EXERCISE OBJECTIVE:
Count all lines holding "good" in the data below and say the number, nothing more.

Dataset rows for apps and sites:
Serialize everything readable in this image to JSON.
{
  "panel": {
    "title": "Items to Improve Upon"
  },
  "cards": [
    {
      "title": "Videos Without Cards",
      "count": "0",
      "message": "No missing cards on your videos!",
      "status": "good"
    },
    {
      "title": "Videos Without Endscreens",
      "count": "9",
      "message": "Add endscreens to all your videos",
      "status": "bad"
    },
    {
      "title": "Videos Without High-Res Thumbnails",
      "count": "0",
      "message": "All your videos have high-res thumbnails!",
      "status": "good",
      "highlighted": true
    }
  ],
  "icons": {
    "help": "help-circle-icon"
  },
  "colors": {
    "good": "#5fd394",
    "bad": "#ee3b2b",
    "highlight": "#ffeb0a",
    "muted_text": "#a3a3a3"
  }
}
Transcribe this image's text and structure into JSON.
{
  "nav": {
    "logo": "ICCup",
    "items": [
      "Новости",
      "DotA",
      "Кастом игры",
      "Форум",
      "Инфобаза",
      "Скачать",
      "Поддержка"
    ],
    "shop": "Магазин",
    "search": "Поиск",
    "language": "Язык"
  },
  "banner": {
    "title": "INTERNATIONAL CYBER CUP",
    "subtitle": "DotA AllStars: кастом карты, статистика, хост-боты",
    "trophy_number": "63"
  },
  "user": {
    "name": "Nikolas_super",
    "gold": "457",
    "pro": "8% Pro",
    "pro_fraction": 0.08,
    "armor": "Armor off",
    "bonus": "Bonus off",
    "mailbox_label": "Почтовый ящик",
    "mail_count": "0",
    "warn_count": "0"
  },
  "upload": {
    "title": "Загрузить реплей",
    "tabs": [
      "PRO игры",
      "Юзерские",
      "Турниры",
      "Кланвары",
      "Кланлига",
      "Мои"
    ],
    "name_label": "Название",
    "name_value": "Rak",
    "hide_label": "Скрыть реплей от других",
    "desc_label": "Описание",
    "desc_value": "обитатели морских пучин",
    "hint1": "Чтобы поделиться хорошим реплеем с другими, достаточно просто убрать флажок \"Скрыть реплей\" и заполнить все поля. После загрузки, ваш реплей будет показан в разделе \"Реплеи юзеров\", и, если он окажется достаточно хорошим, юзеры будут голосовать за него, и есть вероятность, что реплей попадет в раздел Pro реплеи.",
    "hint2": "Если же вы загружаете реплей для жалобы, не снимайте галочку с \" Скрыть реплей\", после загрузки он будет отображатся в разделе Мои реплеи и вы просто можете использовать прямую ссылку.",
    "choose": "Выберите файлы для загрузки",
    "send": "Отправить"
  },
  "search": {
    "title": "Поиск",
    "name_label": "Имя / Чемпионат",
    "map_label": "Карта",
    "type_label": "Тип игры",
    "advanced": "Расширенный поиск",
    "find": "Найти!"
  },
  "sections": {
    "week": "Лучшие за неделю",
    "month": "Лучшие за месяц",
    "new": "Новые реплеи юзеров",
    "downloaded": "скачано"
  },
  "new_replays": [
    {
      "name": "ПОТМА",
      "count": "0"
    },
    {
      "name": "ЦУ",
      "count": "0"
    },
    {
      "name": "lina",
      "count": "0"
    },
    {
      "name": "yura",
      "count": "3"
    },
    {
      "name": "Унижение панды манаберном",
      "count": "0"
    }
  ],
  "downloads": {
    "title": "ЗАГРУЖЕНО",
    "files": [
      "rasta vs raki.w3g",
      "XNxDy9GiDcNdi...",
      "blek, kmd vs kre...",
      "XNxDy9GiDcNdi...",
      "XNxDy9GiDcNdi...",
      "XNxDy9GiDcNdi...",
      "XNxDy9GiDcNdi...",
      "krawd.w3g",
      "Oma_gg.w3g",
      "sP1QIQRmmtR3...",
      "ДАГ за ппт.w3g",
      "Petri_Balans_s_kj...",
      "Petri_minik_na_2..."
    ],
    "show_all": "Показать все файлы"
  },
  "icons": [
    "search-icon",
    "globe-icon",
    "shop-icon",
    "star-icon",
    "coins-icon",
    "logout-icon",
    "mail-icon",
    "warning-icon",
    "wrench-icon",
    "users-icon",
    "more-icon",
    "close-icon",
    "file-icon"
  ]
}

SOLUTION TO THE PROBLEM:
3